Of course, turns out I could have done so after all.
With utterly dazzling costuming (brava, designer Jasminka Jesic!) and a decidedly physical take on the show—there's a lot of dancing and throwing each other around, some of which borders on the acrobatic—the cast skews young and supple as the actors run all over the stage, up and down the aisles, and stay in character long after leaving the stage due to "wings" that are simply the garden trails.
Perhaps the most exciting turn came from Dylan Fitzpatrick, whose work I've admired previously at the Santa Fe Playhouse and the Adobe Rose Theatre, where he was credited as Dylan Norman. Fitzpatrick, whose talent defies his young age, presented a towering Oberon, tossing Puck (Georgia Waehler) around like a rag doll and lending his singing voice, one of my favorites in town, to musical interludes.

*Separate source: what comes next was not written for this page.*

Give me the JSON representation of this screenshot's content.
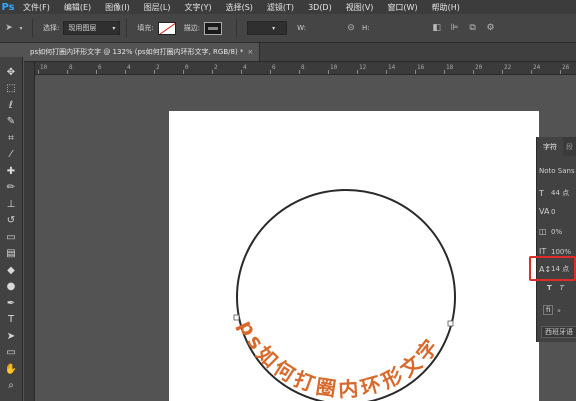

Perhaps the most remarkable part of Fitzpatrick's performance, however, was a moment as Theseus toward the end of the play. I don't think I've ever seen a production of Midsummer in which Theseus and Hippolyta weren't just throwaway characters that only served to move the plot—but here, Theseus gets such emotional depth and poignancy in Fitzpatrick's portrayal that afterward, I find myself thinking of his lines perhaps more than those of any other character. That's weird. But cool.
Beyond Fitzpatrick, the cast didn't disappoint. While I found Waehler's Puck a little too precious and spritely—which sounds silly to say about a character that is a literal fairy, but still, it grew exhausting—the imported actress exhibited great skill and physical prowess in the role. I admit, she was precisely what 90 percent of Midsummer directors would dream of for Robin Goodfellow, and I doubt the Tisch student will get away with never playing this part again.
The two main couples—Miranda Lichtman and Daniel Cabrera as Hermia and Lysander, opposite Miranda Savage and Hania Stocker (The Normal Heart, The Crucible) as Helena and Demetrius—were also delightful. Their personalities were strong and palpable, Cabrera's whining to be cut with a knife and Stocker's necessary scoffing bringing many laughs from the audience. Lichtman and Savage, as well, foil each other nicely; Lichtman as the glowing damsel to make men swoon, and Savage—while equally as beautiful—treated to a young-looking hairstyle and adopting adolescent mannerisms that lent her lanky fame the awkwardness that would inspire Demetrius to roll his eyes. One particularly well-choreographed scene between the four, which saw legs and arms in knots and faces mushed against each other as they simultaneously fought each other and attempted to make peace, caused the audience to burst into applause mid-scene.
In general, it's a safe question to ask: Why do Midsummer? A curtain speech from Brennan Foster, who played a passable Bottom, made particular mention of celebrating the play's 425th-ish birthday. Overall, Midsummer is a silly and perhaps even vapid piece (the least favorite Shakespearian work of many theater-folk friends of mine), yet is continually presented again and again in gardens around the world. And Shakespeare is so easy to screw up, even by otherwise good actors. Why bother? Of course, other than to simply be sure audiences will show up, because every mother's son read this story in freshman year English class?
Here, we see it's because it's still fun, can be made incredibly beautiful, calls for nimble and capable movement actors and because it lends itself to music and gaiety. (The musical interludes at worst felt forced, but were always mercifully short; at best, they did add occasional magic to scenes.) You only have a few more chances to catch Shakespeare in the Garden this year, but if we could drive you there ourselves, we would. (Just bring a jacket.)
A Midsummer Night's Dream
7:30 pm Thursday-Sunday Aug. 30-Sept. 2. $10-$45. Santa Fe Botanical Garden, 715 Camino Lejo, 471-9103; tickets here.